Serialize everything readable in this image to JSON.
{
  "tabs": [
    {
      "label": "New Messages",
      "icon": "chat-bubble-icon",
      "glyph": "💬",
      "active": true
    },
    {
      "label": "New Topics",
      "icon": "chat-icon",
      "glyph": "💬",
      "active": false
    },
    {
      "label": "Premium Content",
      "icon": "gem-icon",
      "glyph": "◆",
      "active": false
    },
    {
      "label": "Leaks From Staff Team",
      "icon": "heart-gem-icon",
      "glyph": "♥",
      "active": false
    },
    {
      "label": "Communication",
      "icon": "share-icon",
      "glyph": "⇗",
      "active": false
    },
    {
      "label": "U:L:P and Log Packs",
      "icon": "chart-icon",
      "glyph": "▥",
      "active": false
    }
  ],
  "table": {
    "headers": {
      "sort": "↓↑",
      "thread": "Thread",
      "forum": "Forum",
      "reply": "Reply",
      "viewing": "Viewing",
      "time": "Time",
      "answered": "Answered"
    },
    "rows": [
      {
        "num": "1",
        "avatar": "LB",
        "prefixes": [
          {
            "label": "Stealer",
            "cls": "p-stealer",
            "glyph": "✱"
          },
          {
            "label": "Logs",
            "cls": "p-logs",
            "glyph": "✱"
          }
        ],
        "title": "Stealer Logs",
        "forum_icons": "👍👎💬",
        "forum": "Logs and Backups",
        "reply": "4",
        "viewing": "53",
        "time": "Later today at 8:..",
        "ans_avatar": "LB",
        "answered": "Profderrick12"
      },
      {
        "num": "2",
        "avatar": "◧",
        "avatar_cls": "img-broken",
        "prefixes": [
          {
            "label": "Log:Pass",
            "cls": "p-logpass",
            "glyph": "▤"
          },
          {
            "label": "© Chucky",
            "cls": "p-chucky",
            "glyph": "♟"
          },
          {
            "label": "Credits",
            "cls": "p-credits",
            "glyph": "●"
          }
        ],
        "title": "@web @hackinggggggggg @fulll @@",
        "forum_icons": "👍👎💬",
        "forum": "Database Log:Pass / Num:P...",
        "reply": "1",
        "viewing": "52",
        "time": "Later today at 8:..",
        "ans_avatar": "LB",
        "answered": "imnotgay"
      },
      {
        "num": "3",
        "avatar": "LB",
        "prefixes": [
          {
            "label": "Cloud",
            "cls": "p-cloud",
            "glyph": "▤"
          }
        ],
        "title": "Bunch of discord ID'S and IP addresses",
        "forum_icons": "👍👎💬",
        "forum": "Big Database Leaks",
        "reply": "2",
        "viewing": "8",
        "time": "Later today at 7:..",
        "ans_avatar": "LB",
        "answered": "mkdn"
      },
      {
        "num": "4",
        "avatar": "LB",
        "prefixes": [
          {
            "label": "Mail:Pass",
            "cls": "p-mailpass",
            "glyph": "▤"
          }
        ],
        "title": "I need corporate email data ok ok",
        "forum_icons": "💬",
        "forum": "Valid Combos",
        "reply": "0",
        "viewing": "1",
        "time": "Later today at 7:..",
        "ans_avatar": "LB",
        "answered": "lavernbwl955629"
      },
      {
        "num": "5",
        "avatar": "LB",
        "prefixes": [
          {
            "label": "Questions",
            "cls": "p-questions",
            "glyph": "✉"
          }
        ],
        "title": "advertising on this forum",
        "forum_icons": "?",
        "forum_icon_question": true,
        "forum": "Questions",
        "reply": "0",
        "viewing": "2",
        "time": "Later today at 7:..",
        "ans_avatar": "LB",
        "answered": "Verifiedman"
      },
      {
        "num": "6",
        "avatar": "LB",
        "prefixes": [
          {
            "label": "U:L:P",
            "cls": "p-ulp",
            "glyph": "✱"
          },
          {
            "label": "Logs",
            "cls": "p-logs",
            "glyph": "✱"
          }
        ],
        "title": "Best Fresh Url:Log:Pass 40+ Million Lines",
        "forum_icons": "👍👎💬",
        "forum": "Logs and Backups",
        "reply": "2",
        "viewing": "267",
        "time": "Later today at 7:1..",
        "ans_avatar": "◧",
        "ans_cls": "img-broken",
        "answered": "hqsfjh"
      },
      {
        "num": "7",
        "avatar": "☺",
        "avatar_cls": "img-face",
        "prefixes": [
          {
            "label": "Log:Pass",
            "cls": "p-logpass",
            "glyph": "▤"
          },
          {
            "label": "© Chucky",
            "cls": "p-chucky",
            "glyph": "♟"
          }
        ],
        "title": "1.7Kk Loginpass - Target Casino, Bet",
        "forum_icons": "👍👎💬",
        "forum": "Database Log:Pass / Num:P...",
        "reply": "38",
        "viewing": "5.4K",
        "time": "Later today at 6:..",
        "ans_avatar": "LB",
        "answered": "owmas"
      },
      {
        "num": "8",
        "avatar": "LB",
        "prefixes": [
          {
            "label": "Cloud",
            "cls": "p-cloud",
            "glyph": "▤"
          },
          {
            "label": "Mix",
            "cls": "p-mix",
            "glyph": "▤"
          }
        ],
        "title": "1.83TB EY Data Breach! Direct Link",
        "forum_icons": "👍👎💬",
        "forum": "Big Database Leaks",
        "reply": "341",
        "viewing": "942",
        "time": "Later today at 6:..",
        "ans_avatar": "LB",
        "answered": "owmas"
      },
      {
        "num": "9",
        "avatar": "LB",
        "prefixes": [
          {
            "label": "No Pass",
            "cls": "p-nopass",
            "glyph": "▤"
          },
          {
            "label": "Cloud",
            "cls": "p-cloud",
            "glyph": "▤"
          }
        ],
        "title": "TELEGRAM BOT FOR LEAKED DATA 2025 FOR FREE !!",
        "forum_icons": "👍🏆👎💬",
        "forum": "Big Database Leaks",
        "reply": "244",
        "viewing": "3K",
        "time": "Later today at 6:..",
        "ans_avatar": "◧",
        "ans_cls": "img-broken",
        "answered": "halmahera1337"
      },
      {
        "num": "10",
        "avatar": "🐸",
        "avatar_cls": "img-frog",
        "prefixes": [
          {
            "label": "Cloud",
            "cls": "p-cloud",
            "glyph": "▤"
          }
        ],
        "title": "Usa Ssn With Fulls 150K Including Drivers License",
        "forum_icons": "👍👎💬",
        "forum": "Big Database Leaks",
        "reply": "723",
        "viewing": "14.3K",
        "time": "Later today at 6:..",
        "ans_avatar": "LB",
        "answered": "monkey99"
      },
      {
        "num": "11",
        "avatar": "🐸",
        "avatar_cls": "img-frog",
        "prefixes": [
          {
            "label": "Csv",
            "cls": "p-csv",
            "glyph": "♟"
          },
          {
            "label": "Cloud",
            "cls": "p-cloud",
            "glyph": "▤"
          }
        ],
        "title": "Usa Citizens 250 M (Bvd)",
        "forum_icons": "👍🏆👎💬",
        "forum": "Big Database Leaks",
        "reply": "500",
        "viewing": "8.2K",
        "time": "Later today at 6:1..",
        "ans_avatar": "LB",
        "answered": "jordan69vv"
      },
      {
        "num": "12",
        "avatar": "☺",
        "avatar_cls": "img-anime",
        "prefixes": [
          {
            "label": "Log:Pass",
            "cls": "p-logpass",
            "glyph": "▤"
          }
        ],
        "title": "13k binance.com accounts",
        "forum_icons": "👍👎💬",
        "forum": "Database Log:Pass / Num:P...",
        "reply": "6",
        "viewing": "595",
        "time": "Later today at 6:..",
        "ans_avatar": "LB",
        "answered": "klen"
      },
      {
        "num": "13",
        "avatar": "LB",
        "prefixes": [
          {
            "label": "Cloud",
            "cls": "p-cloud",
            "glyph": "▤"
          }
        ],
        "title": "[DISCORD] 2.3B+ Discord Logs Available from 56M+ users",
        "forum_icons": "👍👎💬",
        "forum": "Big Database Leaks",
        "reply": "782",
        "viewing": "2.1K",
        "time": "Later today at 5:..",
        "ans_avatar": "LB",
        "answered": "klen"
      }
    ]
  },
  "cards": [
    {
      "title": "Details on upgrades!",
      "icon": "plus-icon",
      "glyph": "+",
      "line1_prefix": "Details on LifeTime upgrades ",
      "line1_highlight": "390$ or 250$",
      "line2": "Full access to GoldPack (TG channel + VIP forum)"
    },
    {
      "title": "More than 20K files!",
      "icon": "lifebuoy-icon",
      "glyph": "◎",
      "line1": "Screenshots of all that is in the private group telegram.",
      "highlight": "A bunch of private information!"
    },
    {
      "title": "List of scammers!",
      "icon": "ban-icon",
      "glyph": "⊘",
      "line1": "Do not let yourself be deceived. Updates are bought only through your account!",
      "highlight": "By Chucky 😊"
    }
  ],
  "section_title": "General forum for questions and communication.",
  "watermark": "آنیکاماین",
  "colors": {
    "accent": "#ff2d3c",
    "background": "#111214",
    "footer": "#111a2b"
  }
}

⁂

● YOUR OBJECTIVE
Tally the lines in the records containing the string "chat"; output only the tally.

● YOUR RESPONSE
2